Many of the Housingwire staff live blogged the State of the Union, and we followed closely the Cordray hearing as it unfolded. We’re a politically diverse group, but we all agreed there was an unsettling undertone. At best, where is the aspirational message? At worst, why do we care that you have family members in a trailer? That’s not why you’re in Washington.

Instead of anyone talking about what it will take to get housing and the economy into a real recovery and what it takes to cure poverty, it just seems like the elite would rather pander to the lowest common denominator and get people to become comfortable with poverty and long-term stagnant wages.

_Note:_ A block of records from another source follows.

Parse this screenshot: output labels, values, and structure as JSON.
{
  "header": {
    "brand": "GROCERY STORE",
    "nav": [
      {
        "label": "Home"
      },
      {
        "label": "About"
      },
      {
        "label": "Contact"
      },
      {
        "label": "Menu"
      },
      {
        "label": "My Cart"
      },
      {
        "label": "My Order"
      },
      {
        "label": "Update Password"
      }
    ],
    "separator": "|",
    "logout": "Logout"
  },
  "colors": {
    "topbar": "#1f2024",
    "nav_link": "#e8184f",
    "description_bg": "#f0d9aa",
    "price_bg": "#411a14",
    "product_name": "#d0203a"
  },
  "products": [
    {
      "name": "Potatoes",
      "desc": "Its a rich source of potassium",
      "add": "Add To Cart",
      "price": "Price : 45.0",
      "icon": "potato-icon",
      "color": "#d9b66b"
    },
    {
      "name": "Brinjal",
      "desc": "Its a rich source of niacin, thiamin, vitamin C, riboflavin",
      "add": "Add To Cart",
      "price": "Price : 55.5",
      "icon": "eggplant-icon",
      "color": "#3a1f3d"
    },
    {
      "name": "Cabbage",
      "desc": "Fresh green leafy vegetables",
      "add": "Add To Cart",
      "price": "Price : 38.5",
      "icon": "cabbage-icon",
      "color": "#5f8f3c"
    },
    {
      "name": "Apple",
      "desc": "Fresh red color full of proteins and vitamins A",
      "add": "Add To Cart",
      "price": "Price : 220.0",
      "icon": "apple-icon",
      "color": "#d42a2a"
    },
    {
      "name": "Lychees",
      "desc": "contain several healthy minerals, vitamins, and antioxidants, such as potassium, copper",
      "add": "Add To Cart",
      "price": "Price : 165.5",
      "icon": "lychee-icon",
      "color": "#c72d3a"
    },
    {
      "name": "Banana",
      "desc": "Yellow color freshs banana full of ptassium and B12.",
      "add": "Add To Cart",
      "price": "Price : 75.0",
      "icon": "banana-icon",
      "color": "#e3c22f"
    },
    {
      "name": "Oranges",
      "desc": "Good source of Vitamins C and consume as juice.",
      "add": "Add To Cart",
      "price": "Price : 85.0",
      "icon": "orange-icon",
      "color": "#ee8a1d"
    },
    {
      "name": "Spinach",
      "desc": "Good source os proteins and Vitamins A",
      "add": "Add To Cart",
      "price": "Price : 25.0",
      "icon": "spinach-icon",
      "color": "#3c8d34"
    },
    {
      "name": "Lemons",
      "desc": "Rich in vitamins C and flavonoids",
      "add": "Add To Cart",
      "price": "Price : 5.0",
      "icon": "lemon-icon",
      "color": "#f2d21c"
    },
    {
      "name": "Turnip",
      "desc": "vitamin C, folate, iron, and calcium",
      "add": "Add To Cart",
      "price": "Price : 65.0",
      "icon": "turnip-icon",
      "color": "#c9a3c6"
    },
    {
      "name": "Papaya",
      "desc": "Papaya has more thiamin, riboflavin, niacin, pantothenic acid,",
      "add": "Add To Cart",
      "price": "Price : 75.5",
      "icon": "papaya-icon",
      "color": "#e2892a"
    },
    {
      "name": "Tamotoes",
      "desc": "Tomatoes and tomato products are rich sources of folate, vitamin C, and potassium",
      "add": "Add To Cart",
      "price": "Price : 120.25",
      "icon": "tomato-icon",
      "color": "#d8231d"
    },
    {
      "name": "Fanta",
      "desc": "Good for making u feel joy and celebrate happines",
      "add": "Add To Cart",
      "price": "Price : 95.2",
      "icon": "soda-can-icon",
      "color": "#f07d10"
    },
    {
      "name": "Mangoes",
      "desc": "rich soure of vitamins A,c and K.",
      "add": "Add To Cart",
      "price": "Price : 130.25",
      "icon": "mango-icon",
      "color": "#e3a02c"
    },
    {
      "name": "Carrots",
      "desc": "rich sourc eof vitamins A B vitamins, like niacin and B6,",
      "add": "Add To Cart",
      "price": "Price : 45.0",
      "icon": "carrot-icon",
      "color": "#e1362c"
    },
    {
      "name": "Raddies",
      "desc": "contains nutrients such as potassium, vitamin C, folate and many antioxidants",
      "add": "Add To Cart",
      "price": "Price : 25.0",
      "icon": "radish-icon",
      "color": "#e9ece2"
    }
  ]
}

If Democrats really care about helping the underclass and the middle class, and if Republicans really cared about personal responsibility and economic growth, they’d both be focused on one issue above all else – the creation of an environment where businesses could create real, private sector, market-demanded jobs. They wouldn’t be tinkering with incentives and tax breaks and tax credits and favors and outright cronyism for those businesses that cleave to an agenda.

They wouldn’t be subsidizing failure with "too big to fail." (Whatever happened to the positive power of creative destruction?) If either side really cared, they’d be bulldozing a path through red tape, regulations and taxes for all businesses.

For people with either a full-time or a part-time job the poverty rate is just 7.3% compared to 15% for the nation as a whole. In 2012, the U.S. Census Bureau said only 2.9% of Americans between 18 and 64 who worked full-time, year-round in 2012 were below the poverty line.

Jobs are the only path to prosperity for everyone at every level. When there are jobs and the economic demand for them no one pays attention to the minimum wage or worries about unemployment extensions.

Best of all, we also don’t have to listen to politicians tell us how their best friend is a Poor.


 

Comments powered by Disqus